In 1863, French artist Edouard Manet painted two works that challenged traditional concepts of painting - "Olympia" and "Dejeuner sur l'herbe" and sparked the Modernist movement in art.
Since Manet first painted these landmark works, other artists have responded to both the subject matter and painterly techniques in their own art works.
In honor of the 150th anniversary of Manet's two masterworks, an exhibition of more than 30 paintings, prints and photographs - ranging from 1863 to the present, based on or inspired by the historic paintings - are on view at Yale School of Art's 32 Edgewood Gallery in New Haven.
Included is Manet's etching of "Olympia" and works by Paul Cezanne, Raymond Duchamp Villon, Sally Man, Stephen Prina, Carrie Mae Weems and Paul Gauguin, among others.
Carol Armstrong, Yale professor of the history of art, organized the exhibition in collaboration with Robert Storr, dean of the Yale School of Art.
Choosing 30 out of the hundreds of works that have riffed on Manet's two paintings over the last century and a half was one of the biggest challenges of the exhibit.
Armstrong says she and Storr and two graduate art history students made a list of everything they already knew about Manet and then did their research.
"I started to Google wildly to enter Manet and 'Olympia' or Manet and 'Dejeuner sur l'herbe' - and 1863 - to see what came up," Armstrong explains. "Then we had to put together a list of what was available and what we could afford."
Although there are earlier works, the concentration is contemporary-mostly 1980s and afterwards, she says.
Armstrong and Storr both point out the great variety of responses to Manet's works in the exhibition.

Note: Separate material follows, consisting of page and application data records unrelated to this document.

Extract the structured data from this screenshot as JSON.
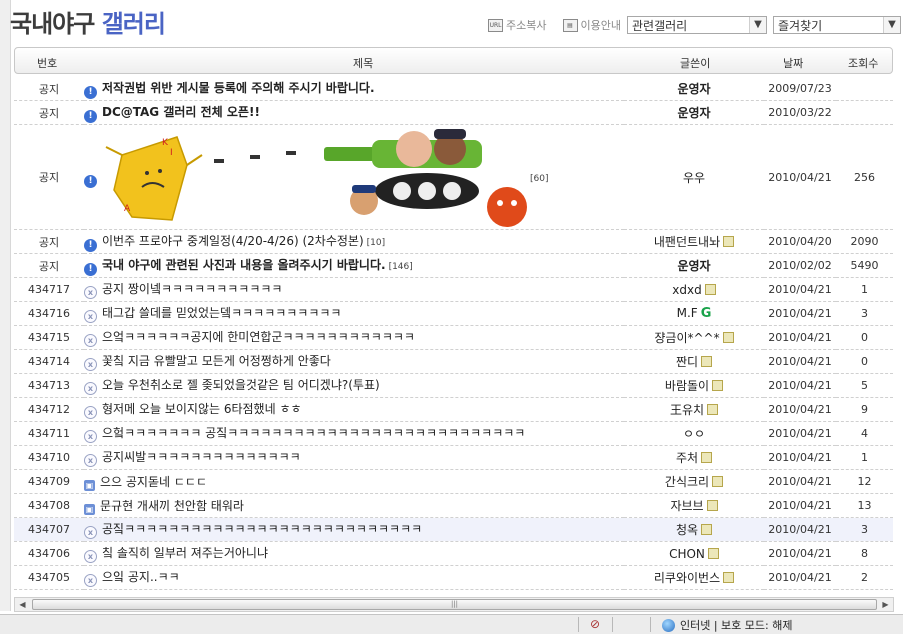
{
  "gallery_title": {
    "part1": "국내야구",
    "part2": "갤러리"
  },
  "toolbar": {
    "address_copy": "주소복사",
    "usage_guide": "이용안내",
    "related_select": "관련갤러리",
    "favorites_select": "즐겨찾기"
  },
  "columns": {
    "num": "번호",
    "subject": "제목",
    "writer": "글쓴이",
    "date": "날짜",
    "hits": "조회수"
  },
  "notices": [
    {
      "num": "공지",
      "subject": "저작권법 위반 게시물 등록에 주의해 주시기 바랍니다.",
      "writer": "운영자",
      "date": "2009/07/23",
      "hits": ""
    },
    {
      "num": "공지",
      "subject": "DC@TAG 갤러리 전체 오픈!!",
      "writer": "운영자",
      "date": "2010/03/22",
      "hits": ""
    }
  ],
  "image_post": {
    "num": "공지",
    "comments": "[60]",
    "writer": "우우",
    "date": "2010/04/21",
    "hits": "256",
    "banner_letters": [
      "K",
      "I",
      "A"
    ]
  },
  "notices2": [
    {
      "num": "공지",
      "subject": "이번주 프로야구 중계일정(4/20-4/26) (2차수정본)",
      "comments": "[10]",
      "writer": "내팬던트내놔",
      "date": "2010/04/20",
      "hits": "2090"
    },
    {
      "num": "공지",
      "subject": "국내 야구에 관련된 사진과 내용을 올려주시기 바랍니다.",
      "comments": "[146]",
      "writer": "운영자",
      "date": "2010/02/02",
      "hits": "5490"
    }
  ],
  "posts": [
    {
      "num": "434717",
      "subject": "공지 짱이넼ㅋㅋㅋㅋㅋㅋㅋㅋㅋㅋㅋ",
      "writer": "xdxd",
      "date": "2010/04/21",
      "hits": "1"
    },
    {
      "num": "434716",
      "subject": "태그갑 쓸데를 믿었었는뎈ㅋㅋㅋㅋㅋㅋㅋㅋㅋㅋ",
      "writer": "M.F",
      "date": "2010/04/21",
      "hits": "3"
    },
    {
      "num": "434715",
      "subject": "으엌ㅋㅋㅋㅋㅋㅋ공지에 한미연합군ㅋㅋㅋㅋㅋㅋㅋㅋㅋㅋㅋㅋ",
      "writer": "쟝금이*^^*",
      "date": "2010/04/21",
      "hits": "0"
    },
    {
      "num": "434714",
      "subject": "꽃칰 지금 유빨말고 모든게 어정쩡하게 안좋다",
      "writer": "짠디",
      "date": "2010/04/21",
      "hits": "0"
    },
    {
      "num": "434713",
      "subject": "오늘 우천취소로 젤 좆되었을것같은 팀 어디겠냐?(투표)",
      "writer": "바람돌이",
      "date": "2010/04/21",
      "hits": "5"
    },
    {
      "num": "434712",
      "subject": "형저메 오늘 보이지않는 6타점했네 ㅎㅎ",
      "writer": "王유치",
      "date": "2010/04/21",
      "hits": "9"
    },
    {
      "num": "434711",
      "subject": "으헠ㅋㅋㅋㅋㅋㅋㅋ 공짘ㅋㅋㅋㅋㅋㅋㅋㅋㅋㅋㅋㅋㅋㅋㅋㅋㅋㅋㅋㅋㅋㅋㅋㅋㅋㅋㅋ",
      "writer": "ㅇㅇ",
      "date": "2010/04/21",
      "hits": "4"
    },
    {
      "num": "434710",
      "subject": "공지씨발ㅋㅋㅋㅋㅋㅋㅋㅋㅋㅋㅋㅋㅋㅋ",
      "writer": "주처",
      "date": "2010/04/21",
      "hits": "1"
    },
    {
      "num": "434709",
      "subject": "으으 공지돋네 ㄷㄷㄷ",
      "writer": "간식크리",
      "date": "2010/04/21",
      "hits": "12"
    },
    {
      "num": "434708",
      "subject": "문규현 개새끼 천안함 태워라",
      "writer": "자브브",
      "date": "2010/04/21",
      "hits": "13"
    },
    {
      "num": "434707",
      "subject": "공짘ㅋㅋㅋㅋㅋㅋㅋㅋㅋㅋㅋㅋㅋㅋㅋㅋㅋㅋㅋㅋㅋㅋㅋㅋㅋㅋㅋ",
      "writer": "청옥",
      "date": "2010/04/21",
      "hits": "3"
    },
    {
      "num": "434706",
      "subject": "칰 솔직히 일부러 져주는거아니냐",
      "writer": "CHON",
      "date": "2010/04/21",
      "hits": "8"
    },
    {
      "num": "434705",
      "subject": "으잌 공지..ㅋㅋ",
      "writer": "리쿠와이번스",
      "date": "2010/04/21",
      "hits": "2"
    }
  ],
  "status": {
    "zone": "인터넷 | 보호 모드: 해제"
  },
  "colors": {
    "accent": "#4a64c4",
    "notice_icon": "#3a6fd3",
    "highlight_row": "#f0f2fb"
  }
}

"The pop culture dimension of this has been true for a long time," Storr notes. "The first thing Cezanne did (in response to "Olympia") was an out-and-out caricature. But there's also been this serious (aspect) of race and gender issues."
Armstrong also arranged a conference that was held in late September in conjunction with the exhibition featuring talks by art scholars, art historians, and artists.
"I love 19th-century art," she says. "I have a kind of commitment to making sure people keep on loving it and making sure there's a connection between the art of the past and the present, between the arts world and the academic side of things."
AN ARTIST'S RESPONSE
Canadian artist Manon Elder chose to put a man in place of the woman in Manet's painting "Olympia."
A portrait of a reclining nude woman with her hand covering her genitals, "Olympia" shocked audiences when it was unveiled in 1865, not so much because of the nudity but the figure's confrontational gaze and details that suggested she was a prostitute.
Elder asked herself the question, 150 years later, "If Olympia became Olympio would it cause such a stir?"
She made her painting to scale and the exact size as the original by sketching a projected an image of the painting onto a canvas. The only thing she changed was the model and says that it took her five years to find someone with similar characteristics to Manet's model, Victorine Meurent.
"When all was said and done, I felt the impassiveness that she showed was so shocking - women are there to please or seduce," Elder says, "but men are supposed to be passive in the way they gaze. Because that is a seductive glance and a seductive pose, I wanted to see how it feels for a male to be doing that."
Elder says she came up with the idea for the painting years before she knew that Yale would be doing an exhibit and symposium - at which she spoke - and that she didn't even realize that it was the 150th anniversary of "Olympia."
"It was just fate that I would choose to do it," she says.
"This is the first time Manet's (original) painting has left France in 150 years (to be in a show at Toledo Museum of Art) and the French haven't celebrated the painting," she points out. "It's remarkable that an American university has chosen to celebrate a French painting and make this amazing show."